What is expected: Take every line from the material that has the word "JSON" in it.

***** Provided information

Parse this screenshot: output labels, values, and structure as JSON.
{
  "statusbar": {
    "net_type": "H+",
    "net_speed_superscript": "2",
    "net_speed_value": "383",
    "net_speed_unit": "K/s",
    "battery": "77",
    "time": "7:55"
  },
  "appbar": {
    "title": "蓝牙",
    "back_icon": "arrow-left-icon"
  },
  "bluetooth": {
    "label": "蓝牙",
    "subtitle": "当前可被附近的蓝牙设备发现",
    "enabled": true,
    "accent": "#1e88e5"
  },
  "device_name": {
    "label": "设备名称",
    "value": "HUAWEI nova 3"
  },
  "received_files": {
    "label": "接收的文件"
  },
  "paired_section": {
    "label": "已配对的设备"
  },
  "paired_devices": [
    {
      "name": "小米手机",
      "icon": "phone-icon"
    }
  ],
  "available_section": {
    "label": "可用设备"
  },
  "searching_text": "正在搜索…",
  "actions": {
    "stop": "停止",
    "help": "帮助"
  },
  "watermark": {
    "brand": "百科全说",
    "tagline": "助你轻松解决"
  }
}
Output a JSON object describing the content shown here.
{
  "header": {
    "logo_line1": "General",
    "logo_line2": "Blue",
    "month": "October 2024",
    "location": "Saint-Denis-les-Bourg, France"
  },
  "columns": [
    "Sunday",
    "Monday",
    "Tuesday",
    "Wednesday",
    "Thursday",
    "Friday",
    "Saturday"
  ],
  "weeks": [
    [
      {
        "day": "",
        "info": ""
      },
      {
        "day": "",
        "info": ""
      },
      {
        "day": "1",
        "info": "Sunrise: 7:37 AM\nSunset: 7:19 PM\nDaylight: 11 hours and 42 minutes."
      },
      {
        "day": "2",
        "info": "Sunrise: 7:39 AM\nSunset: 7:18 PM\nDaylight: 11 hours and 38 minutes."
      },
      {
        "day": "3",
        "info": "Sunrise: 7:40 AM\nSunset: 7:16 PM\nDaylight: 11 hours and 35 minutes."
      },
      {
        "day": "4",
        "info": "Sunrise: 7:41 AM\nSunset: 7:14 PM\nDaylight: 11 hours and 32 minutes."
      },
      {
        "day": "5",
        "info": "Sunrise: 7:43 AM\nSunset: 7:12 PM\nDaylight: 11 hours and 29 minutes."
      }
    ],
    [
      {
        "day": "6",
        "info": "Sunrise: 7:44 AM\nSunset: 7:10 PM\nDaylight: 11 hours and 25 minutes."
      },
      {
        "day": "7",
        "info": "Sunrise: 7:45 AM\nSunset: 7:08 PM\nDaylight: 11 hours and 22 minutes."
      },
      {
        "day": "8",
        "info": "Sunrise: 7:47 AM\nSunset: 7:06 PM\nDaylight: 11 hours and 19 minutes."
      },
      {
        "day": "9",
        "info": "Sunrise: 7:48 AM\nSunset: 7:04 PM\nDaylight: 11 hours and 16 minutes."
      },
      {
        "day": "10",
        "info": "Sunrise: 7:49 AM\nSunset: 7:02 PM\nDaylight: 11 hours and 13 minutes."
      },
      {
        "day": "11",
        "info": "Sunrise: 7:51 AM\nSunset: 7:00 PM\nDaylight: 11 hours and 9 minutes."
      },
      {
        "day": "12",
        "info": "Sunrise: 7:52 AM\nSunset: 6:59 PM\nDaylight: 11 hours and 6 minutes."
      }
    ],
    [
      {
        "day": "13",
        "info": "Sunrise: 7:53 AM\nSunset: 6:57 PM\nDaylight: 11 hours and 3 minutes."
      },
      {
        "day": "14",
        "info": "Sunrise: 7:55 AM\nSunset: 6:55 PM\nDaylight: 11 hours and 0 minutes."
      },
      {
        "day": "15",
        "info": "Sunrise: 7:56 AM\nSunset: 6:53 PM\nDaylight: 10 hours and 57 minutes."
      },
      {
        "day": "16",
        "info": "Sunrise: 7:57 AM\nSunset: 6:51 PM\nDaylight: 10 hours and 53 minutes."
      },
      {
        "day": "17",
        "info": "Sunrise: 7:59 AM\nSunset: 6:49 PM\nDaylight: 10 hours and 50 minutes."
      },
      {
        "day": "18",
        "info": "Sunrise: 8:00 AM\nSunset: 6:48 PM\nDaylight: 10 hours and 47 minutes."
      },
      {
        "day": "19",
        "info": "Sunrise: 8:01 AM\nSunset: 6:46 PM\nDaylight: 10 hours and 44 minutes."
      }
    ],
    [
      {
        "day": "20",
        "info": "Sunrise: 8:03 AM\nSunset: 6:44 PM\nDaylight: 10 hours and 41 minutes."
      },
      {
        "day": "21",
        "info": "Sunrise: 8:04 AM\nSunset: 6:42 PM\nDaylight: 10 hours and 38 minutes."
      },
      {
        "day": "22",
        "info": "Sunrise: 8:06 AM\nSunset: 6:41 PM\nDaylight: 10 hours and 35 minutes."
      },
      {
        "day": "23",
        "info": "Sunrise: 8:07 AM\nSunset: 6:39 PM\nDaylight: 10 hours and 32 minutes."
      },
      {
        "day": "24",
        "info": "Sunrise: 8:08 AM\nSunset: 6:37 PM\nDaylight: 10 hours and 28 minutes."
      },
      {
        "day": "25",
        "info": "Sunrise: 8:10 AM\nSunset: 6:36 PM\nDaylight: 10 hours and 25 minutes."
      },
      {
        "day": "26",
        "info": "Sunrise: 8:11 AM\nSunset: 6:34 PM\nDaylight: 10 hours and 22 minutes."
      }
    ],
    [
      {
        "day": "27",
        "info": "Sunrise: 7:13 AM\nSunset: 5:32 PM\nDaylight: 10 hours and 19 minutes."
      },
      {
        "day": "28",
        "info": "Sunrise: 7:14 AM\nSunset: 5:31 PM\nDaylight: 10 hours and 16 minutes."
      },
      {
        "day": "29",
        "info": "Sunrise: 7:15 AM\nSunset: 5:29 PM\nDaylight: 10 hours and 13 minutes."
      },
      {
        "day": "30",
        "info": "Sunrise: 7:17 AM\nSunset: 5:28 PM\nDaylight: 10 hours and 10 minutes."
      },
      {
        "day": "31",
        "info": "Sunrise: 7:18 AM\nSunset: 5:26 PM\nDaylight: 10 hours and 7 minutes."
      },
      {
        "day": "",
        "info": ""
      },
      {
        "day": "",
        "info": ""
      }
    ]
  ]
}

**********

Response area:
Parse this screenshot: output labels, values, and structure as JSON.
Output a JSON object describing the content shown here.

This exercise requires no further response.